Data about app and page elements:
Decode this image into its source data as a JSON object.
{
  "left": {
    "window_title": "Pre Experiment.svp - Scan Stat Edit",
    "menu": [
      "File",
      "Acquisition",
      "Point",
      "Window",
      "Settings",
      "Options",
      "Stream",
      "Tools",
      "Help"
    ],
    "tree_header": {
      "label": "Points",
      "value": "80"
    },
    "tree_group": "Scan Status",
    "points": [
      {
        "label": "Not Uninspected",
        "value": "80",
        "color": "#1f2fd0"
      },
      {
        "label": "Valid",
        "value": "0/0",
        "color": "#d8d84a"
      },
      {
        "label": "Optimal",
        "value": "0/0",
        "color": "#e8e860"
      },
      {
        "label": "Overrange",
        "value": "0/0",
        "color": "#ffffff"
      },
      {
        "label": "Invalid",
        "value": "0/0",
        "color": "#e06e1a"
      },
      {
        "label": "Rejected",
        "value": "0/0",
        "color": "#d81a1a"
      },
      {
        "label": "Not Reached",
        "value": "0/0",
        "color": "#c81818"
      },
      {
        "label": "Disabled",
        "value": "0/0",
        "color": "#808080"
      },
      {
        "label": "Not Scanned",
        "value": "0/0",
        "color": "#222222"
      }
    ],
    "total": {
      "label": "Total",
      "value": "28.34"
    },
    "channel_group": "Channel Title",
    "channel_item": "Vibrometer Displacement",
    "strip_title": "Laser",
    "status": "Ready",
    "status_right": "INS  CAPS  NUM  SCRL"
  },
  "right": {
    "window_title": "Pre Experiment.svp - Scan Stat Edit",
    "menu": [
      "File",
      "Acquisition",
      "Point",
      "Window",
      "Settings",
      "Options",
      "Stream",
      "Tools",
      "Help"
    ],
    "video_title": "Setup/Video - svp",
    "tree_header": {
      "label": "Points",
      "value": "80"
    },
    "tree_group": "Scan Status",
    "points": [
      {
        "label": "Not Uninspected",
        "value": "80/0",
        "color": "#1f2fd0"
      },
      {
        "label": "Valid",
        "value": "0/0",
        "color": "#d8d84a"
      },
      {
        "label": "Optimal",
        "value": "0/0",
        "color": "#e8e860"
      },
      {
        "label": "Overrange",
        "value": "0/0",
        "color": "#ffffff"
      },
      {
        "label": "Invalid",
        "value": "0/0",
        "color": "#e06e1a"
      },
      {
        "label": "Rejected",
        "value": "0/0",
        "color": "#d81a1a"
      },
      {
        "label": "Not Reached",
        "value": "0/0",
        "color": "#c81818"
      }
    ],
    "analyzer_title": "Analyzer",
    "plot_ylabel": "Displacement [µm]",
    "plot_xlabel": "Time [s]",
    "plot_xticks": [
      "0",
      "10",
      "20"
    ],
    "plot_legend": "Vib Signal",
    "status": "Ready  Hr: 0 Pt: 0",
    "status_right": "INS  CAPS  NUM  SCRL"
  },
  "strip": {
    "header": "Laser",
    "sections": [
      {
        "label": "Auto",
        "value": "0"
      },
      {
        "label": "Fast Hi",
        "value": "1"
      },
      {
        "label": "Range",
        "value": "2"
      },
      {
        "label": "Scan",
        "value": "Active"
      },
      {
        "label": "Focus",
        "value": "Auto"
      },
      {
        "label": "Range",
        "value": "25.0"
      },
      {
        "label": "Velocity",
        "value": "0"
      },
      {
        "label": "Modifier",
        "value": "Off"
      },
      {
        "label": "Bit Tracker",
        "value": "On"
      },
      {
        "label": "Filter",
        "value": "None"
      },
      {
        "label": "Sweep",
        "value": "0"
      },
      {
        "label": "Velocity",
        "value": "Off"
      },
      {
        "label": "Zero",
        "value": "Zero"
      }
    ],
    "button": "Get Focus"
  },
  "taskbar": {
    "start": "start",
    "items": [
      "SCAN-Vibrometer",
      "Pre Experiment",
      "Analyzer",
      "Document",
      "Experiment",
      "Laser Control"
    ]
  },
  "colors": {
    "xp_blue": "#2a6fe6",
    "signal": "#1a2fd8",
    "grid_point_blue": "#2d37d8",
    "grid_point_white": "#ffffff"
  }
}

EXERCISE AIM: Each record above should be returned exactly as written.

REPLY TO THE EXERCISE:
Decode this image into its source data as a JSON object.
{
  "left": {
    "window_title": "Pre Experiment.svp - Scan Stat Edit",
    "menu": [
      "File",
      "Acquisition",
      "Point",
      "Window",
      "Settings",
      "Options",
      "Stream",
      "Tools",
      "Help"
    ],
    "tree_header": {
      "label": "Points",
      "value": "80"
    },
    "tree_group": "Scan Status",
    "points": [
      {
        "label": "Not Uninspected",
        "value": "80",
        "color": "#1f2fd0"
      },
      {
        "label": "Valid",
        "value": "0/0",
        "color": "#d8d84a"
      },
      {
        "label": "Optimal",
        "value": "0/0",
        "color": "#e8e860"
      },
      {
        "label": "Overrange",
        "value": "0/0",
        "color": "#ffffff"
      },
      {
        "label": "Invalid",
        "value": "0/0",
        "color": "#e06e1a"
      },
      {
        "label": "Rejected",
        "value": "0/0",
        "color": "#d81a1a"
      },
      {
        "label": "Not Reached",
        "value": "0/0",
        "color": "#c81818"
      },
      {
        "label": "Disabled",
        "value": "0/0",
        "color": "#808080"
      },
      {
        "label": "Not Scanned",
        "value": "0/0",
        "color": "#222222"
      }
    ],
    "total": {
      "label": "Total",
      "value": "28.34"
    },
    "channel_group": "Channel Title",
    "channel_item": "Vibrometer Displacement",
    "strip_title": "Laser",
    "status": "Ready",
    "status_right": "INS  CAPS  NUM  SCRL"
  },
  "right": {
    "window_title": "Pre Experiment.svp - Scan Stat Edit",
    "menu": [
      "File",
      "Acquisition",
      "Point",
      "Window",
      "Settings",
      "Options",
      "Stream",
      "Tools",
      "Help"
    ],
    "video_title": "Setup/Video - svp",
    "tree_header": {
      "label": "Points",
      "value": "80"
    },
    "tree_group": "Scan Status",
    "points": [
      {
        "label": "Not Uninspected",
        "value": "80/0",
        "color": "#1f2fd0"
      },
      {
        "label": "Valid",
        "value": "0/0",
        "color": "#d8d84a"
      },
      {
        "label": "Optimal",
        "value": "0/0",
        "color": "#e8e860"
      },
      {
        "label": "Overrange",
        "value": "0/0",
        "color": "#ffffff"
      },
      {
        "label": "Invalid",
        "value": "0/0",
        "color": "#e06e1a"
      },
      {
        "label": "Rejected",
        "value": "0/0",
        "color": "#d81a1a"
      },
      {
        "label": "Not Reached",
        "value": "0/0",
        "color": "#c81818"
      }
    ],
    "analyzer_title": "Analyzer",
    "plot_ylabel": "Displacement [µm]",
    "plot_xlabel": "Time [s]",
    "plot_xticks": [
      "0",
      "10",
      "20"
    ],
    "plot_legend": "Vib Signal",
    "status": "Ready  Hr: 0 Pt: 0",
    "status_right": "INS  CAPS  NUM  SCRL"
  },
  "strip": {
    "header": "Laser",
    "sections": [
      {
        "label": "Auto",
        "value": "0"
      },
      {
        "label": "Fast Hi",
        "value": "1"
      },
      {
        "label": "Range",
        "value": "2"
      },
      {
        "label": "Scan",
        "value": "Active"
      },
      {
        "label": "Focus",
        "value": "Auto"
      },
      {
        "label": "Range",
        "value": "25.0"
      },
      {
        "label": "Velocity",
        "value": "0"
      },
      {
        "label": "Modifier",
        "value": "Off"
      },
      {
        "label": "Bit Tracker",
        "value": "On"
      },
      {
        "label": "Filter",
        "value": "None"
      },
      {
        "label": "Sweep",
        "value": "0"
      },
      {
        "label": "Velocity",
        "value": "Off"
      },
      {
        "label": "Zero",
        "value": "Zero"
      }
    ],
    "button": "Get Focus"
  },
  "taskbar": {
    "start": "start",
    "items": [
      "SCAN-Vibrometer",
      "Pre Experiment",
      "Analyzer",
      "Document",
      "Experiment",
      "Laser Control"
    ]
  },
  "colors": {
    "xp_blue": "#2a6fe6",
    "signal": "#1a2fd8",
    "grid_point_blue": "#2d37d8",
    "grid_point_white": "#ffffff"
  }
}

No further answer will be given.